Find all lines below containing the string "overview" and return them.

(Excerpts from an interface dataset)
============================================================

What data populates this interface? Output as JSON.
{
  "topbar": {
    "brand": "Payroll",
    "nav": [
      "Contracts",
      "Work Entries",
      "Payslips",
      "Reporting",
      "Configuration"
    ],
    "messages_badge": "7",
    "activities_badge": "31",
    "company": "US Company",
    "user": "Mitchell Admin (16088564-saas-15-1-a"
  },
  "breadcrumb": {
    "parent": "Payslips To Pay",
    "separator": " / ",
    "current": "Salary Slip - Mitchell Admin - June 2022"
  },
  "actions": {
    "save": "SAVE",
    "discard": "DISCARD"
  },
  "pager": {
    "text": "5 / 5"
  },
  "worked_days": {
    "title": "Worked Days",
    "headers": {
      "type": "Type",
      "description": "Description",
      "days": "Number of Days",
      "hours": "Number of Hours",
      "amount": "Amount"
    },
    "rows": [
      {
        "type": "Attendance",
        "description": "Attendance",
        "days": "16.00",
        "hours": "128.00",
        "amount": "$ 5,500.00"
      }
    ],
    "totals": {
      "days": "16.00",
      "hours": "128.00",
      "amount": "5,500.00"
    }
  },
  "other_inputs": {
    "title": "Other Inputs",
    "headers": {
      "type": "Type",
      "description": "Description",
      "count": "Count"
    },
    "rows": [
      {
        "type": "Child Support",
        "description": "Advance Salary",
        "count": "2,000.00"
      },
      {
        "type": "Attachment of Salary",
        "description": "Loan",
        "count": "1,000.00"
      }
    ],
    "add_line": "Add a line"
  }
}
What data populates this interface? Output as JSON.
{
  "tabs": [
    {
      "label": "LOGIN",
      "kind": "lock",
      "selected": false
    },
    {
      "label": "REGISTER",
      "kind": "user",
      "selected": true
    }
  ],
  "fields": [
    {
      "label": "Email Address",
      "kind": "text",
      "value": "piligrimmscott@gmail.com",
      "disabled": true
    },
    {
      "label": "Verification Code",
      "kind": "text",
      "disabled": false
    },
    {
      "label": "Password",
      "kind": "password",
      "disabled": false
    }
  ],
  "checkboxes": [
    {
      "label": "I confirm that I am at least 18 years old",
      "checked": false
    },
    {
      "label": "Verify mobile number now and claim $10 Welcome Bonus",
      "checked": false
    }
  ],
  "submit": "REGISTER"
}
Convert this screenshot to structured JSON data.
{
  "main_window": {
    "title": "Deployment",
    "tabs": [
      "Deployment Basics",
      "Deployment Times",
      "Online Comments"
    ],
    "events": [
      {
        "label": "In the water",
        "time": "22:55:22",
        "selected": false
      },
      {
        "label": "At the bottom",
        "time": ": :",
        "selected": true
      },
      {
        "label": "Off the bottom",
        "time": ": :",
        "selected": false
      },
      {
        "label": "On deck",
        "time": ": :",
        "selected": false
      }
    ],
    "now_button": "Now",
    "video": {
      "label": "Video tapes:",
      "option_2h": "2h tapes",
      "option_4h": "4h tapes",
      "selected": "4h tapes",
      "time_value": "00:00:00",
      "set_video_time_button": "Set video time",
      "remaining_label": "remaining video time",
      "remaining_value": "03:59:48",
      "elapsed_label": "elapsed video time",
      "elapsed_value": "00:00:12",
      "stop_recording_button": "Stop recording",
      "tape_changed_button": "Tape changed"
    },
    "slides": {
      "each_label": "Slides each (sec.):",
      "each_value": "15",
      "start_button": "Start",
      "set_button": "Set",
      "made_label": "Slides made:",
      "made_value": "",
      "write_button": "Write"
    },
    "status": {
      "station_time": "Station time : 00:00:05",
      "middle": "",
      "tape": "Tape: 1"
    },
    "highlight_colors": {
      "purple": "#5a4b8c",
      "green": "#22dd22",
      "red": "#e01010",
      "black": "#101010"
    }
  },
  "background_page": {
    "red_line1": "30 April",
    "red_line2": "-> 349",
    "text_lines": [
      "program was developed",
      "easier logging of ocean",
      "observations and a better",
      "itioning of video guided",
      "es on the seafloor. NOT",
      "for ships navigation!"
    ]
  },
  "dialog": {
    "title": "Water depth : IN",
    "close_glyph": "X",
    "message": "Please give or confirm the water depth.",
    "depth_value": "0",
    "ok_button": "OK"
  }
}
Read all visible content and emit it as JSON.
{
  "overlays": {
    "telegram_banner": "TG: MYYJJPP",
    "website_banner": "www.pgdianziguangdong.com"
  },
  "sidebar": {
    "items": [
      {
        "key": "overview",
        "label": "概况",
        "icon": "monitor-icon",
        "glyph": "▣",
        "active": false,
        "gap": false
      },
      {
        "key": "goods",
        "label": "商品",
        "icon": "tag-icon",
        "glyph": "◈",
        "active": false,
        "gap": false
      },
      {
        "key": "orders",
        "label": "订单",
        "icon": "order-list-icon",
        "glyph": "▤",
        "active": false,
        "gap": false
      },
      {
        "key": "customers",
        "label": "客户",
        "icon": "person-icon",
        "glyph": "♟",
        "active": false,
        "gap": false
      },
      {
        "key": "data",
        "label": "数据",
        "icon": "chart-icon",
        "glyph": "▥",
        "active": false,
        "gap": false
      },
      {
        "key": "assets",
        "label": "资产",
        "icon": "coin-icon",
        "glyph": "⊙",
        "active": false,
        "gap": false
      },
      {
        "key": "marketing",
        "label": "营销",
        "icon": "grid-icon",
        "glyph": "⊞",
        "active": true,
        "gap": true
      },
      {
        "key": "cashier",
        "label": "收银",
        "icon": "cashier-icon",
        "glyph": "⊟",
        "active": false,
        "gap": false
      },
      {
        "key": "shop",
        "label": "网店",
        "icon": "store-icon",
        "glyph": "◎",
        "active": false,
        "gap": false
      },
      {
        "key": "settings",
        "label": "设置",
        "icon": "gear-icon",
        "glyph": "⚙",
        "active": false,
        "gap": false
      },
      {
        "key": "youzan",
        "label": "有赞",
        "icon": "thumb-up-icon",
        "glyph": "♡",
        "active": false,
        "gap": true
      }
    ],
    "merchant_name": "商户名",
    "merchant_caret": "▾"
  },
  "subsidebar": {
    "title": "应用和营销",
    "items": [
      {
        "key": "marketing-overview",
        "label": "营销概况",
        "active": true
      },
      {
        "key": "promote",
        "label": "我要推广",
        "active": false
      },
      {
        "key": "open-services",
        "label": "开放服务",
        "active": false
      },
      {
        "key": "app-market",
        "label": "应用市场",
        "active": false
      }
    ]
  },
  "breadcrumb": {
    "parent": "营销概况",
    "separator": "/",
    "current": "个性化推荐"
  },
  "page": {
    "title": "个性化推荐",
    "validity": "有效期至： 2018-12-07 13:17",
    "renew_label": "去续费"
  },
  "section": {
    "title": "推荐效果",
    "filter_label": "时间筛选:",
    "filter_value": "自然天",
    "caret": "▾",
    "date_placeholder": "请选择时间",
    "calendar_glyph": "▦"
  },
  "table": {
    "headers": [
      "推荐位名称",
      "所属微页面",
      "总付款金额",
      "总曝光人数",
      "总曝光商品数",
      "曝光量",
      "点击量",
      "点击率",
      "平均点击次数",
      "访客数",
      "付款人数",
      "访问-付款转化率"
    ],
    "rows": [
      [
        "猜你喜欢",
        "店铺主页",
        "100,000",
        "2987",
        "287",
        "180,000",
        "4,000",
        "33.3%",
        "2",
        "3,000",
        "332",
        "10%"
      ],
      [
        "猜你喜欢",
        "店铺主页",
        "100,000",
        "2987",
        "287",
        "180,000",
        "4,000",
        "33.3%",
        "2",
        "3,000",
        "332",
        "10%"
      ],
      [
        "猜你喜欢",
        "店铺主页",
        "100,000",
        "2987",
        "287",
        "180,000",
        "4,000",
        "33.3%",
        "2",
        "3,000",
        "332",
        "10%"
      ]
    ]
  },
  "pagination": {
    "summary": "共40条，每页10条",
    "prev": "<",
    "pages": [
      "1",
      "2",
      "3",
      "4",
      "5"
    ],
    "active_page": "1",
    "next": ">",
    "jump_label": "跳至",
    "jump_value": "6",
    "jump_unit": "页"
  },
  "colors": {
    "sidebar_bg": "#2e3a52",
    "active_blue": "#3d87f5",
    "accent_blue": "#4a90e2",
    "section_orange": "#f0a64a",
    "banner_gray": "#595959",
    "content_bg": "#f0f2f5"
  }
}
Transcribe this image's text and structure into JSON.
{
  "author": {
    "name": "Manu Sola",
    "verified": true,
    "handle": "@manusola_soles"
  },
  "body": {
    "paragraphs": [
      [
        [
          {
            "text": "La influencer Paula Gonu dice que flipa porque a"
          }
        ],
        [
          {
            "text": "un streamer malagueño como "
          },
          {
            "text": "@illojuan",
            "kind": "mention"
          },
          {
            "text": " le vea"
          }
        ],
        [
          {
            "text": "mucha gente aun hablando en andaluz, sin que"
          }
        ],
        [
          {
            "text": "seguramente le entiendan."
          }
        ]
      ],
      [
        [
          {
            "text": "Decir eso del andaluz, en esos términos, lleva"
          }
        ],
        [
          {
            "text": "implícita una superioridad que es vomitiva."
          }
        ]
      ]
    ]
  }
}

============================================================

Task response ->
        "key": "overview",
        "key": "marketing-overview",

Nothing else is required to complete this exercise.